- **PROBLEM STATEMENT**: Each line of the entries that mentions the string "subject" needs to be reported.
[[ DATA FOR THIS EXERCISE open ]]
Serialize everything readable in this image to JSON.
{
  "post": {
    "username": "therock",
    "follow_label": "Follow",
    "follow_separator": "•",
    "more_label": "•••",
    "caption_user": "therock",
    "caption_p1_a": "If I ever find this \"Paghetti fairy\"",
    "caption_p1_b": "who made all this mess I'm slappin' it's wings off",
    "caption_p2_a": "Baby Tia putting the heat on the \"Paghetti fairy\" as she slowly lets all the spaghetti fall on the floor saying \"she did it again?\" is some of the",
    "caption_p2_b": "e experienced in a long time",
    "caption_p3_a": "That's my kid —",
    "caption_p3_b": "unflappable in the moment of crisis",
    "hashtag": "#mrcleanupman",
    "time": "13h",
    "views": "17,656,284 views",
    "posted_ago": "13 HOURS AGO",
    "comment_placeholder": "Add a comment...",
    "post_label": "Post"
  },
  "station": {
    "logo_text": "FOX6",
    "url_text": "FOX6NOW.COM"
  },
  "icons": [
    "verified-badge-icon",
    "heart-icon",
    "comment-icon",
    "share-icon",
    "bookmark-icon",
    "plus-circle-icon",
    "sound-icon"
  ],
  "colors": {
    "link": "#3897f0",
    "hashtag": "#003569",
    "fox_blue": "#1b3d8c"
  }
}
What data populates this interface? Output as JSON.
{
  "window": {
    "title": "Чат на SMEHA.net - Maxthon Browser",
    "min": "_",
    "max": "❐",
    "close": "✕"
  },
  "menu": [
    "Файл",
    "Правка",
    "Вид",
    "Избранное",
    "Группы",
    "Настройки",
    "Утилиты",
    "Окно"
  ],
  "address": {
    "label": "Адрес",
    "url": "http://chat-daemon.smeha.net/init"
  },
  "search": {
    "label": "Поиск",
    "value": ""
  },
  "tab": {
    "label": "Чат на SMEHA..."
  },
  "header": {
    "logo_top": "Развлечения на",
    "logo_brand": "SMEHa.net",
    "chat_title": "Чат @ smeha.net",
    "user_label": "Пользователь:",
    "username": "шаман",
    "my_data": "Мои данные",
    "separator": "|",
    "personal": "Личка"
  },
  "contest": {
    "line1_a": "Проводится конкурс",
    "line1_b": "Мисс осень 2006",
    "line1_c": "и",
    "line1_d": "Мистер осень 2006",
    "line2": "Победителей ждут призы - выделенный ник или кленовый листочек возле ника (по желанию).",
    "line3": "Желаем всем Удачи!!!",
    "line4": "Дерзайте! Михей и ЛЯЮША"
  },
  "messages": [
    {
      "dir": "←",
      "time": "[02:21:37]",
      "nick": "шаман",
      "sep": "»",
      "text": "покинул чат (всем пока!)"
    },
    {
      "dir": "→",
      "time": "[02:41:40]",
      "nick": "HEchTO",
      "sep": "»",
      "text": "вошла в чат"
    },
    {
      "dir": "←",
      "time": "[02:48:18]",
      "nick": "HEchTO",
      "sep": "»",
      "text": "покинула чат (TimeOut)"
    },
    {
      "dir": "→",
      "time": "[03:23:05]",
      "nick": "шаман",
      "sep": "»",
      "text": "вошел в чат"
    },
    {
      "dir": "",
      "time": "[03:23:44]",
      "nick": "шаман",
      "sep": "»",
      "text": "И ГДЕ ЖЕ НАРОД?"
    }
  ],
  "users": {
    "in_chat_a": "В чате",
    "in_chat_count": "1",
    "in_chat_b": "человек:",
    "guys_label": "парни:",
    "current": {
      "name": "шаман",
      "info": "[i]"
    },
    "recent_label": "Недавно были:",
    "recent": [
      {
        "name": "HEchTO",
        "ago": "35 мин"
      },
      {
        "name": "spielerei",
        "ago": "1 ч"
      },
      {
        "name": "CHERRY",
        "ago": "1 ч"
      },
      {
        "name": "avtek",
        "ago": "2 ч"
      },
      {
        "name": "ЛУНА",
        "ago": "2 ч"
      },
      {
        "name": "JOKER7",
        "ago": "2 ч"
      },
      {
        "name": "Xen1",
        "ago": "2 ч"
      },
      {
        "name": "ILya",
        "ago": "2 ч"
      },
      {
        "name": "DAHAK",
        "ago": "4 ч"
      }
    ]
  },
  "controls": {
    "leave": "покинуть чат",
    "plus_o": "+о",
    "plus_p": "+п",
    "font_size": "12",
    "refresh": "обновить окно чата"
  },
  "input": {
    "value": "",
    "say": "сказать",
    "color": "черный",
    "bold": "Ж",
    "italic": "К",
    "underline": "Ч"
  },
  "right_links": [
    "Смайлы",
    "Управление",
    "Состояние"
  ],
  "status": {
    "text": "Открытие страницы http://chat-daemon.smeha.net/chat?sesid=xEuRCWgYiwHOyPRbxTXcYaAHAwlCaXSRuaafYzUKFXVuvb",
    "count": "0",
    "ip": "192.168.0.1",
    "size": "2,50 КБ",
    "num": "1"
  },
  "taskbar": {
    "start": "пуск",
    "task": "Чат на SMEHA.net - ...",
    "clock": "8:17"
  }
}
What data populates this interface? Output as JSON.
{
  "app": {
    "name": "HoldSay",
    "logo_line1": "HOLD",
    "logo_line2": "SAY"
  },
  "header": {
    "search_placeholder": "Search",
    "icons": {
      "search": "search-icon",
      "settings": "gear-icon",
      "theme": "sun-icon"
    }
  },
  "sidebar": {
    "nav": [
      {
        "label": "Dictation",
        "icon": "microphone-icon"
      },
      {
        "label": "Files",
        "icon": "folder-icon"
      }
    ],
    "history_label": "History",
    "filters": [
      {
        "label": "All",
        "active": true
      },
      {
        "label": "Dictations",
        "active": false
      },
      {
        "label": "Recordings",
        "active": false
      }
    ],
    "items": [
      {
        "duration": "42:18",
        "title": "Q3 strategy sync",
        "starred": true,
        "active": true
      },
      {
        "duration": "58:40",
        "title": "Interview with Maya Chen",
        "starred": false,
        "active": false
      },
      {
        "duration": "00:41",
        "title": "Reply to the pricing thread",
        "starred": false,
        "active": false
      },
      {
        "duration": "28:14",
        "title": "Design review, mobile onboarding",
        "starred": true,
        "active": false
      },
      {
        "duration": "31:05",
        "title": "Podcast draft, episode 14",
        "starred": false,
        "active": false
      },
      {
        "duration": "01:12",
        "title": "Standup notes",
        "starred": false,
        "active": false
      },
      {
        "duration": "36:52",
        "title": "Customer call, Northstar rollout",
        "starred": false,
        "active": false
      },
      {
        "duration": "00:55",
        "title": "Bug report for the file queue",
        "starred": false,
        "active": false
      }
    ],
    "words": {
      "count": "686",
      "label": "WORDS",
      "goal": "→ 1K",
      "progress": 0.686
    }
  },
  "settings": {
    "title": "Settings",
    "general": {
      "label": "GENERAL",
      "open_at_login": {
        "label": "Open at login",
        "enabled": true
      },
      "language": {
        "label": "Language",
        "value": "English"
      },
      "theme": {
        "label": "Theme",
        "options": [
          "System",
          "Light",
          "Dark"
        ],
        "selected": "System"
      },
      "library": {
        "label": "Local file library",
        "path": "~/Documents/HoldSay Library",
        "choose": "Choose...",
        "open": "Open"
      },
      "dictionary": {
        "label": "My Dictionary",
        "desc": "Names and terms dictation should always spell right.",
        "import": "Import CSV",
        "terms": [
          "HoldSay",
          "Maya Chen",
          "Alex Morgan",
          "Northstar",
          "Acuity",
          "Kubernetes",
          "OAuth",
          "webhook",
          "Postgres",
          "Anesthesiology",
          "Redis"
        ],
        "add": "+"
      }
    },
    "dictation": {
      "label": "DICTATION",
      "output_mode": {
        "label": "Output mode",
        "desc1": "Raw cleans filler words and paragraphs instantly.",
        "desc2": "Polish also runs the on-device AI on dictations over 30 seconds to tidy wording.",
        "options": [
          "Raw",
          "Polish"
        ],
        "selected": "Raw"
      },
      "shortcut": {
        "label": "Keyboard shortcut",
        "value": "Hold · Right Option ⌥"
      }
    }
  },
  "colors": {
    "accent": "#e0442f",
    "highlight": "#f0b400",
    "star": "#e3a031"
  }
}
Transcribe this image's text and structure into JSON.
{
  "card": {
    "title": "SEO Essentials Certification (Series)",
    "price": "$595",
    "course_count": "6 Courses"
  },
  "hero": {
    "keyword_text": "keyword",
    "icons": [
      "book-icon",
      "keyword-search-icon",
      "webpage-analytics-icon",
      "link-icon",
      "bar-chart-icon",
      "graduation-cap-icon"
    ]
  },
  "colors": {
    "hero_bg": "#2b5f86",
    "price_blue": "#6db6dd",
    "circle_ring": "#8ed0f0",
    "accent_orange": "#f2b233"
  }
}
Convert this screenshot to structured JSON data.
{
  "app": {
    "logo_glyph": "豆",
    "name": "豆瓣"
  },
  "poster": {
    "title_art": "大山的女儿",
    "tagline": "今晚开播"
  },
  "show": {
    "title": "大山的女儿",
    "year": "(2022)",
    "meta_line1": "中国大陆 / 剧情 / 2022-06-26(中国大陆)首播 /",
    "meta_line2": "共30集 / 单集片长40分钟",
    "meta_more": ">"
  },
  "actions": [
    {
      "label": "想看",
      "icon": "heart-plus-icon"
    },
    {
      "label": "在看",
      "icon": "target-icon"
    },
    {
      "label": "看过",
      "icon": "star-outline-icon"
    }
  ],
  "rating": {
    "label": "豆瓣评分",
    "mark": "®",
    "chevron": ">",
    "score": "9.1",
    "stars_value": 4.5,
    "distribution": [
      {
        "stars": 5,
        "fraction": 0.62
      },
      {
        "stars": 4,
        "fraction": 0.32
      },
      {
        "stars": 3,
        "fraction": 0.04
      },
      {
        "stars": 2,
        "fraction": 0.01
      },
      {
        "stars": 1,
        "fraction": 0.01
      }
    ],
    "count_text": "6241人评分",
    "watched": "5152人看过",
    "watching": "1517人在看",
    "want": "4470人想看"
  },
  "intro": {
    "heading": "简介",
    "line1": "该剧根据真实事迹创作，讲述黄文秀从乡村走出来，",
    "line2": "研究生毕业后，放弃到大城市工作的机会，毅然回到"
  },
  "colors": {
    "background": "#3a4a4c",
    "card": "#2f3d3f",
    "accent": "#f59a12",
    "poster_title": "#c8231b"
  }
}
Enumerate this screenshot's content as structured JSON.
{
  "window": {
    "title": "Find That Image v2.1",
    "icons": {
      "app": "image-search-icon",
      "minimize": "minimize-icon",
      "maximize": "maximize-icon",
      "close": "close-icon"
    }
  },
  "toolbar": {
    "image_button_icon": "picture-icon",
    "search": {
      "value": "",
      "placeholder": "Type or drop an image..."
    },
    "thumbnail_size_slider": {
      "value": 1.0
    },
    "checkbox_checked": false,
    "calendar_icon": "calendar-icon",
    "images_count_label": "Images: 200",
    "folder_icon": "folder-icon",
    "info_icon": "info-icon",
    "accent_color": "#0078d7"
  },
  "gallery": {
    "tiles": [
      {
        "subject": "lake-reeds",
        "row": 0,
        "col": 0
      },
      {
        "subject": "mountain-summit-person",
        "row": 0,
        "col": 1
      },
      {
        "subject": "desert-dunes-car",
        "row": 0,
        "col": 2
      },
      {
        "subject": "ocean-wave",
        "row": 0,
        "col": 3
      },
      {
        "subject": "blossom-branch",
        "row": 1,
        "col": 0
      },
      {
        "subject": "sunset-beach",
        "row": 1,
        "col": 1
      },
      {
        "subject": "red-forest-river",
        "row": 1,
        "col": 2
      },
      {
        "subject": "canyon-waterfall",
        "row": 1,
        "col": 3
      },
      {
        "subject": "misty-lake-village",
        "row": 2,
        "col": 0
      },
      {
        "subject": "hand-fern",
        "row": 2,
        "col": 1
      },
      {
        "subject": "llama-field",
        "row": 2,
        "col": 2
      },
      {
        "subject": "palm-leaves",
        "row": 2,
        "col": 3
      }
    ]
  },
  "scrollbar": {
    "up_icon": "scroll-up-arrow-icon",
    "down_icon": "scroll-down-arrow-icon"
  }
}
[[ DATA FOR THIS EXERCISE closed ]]
- **YOUR RESPONSE**:
        "subject": "lake-reeds",
        "subject": "mountain-summit-person",
        "subject": "desert-dunes-car",
        "subject": "ocean-wave",
        "subject": "blossom-branch",
        "subject": "sunset-beach",
        "subject": "red-forest-river",
        "subject": "canyon-waterfall",
        "subject": "misty-lake-village",
        "subject": "hand-fern",
        "subject": "llama-field",
        "subject": "palm-leaves",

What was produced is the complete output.